*** Opening Provided records ***

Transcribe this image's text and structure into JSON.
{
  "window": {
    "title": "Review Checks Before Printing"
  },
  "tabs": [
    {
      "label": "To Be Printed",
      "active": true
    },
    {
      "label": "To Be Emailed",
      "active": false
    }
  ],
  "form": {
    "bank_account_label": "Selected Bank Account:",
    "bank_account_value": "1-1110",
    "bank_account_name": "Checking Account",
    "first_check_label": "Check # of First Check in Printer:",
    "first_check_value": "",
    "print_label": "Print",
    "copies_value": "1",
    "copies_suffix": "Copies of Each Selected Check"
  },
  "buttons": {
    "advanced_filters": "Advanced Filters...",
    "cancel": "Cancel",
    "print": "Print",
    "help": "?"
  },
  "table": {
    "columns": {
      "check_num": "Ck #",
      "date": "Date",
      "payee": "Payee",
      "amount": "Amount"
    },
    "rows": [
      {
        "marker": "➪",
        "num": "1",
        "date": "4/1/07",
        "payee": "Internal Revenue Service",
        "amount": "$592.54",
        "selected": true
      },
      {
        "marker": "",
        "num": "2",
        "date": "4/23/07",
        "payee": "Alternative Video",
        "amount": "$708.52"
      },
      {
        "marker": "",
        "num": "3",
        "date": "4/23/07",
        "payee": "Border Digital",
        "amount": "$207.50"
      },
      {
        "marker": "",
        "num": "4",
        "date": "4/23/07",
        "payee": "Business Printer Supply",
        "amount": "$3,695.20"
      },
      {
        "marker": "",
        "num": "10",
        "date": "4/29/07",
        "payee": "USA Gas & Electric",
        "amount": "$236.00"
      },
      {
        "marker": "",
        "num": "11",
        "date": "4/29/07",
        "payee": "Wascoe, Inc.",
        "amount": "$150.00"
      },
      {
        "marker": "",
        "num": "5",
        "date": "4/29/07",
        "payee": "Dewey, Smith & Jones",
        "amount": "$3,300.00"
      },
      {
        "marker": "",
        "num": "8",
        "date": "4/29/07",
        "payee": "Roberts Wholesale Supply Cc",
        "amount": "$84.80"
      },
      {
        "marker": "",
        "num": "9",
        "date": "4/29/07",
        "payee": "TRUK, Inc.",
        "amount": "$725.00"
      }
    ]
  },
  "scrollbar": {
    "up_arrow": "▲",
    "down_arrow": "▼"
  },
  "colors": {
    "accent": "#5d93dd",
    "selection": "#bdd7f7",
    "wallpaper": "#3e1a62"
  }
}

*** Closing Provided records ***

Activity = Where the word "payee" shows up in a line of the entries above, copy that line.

Answer to this problem =
      "payee": "Payee",
        "payee": "Internal Revenue Service",
        "payee": "Alternative Video",
        "payee": "Border Digital",
        "payee": "Business Printer Supply",
        "payee": "USA Gas & Electric",
        "payee": "Wascoe, Inc.",
        "payee": "Dewey, Smith & Jones",
        "payee": "Roberts Wholesale Supply Cc",
        "payee": "TRUK, Inc.",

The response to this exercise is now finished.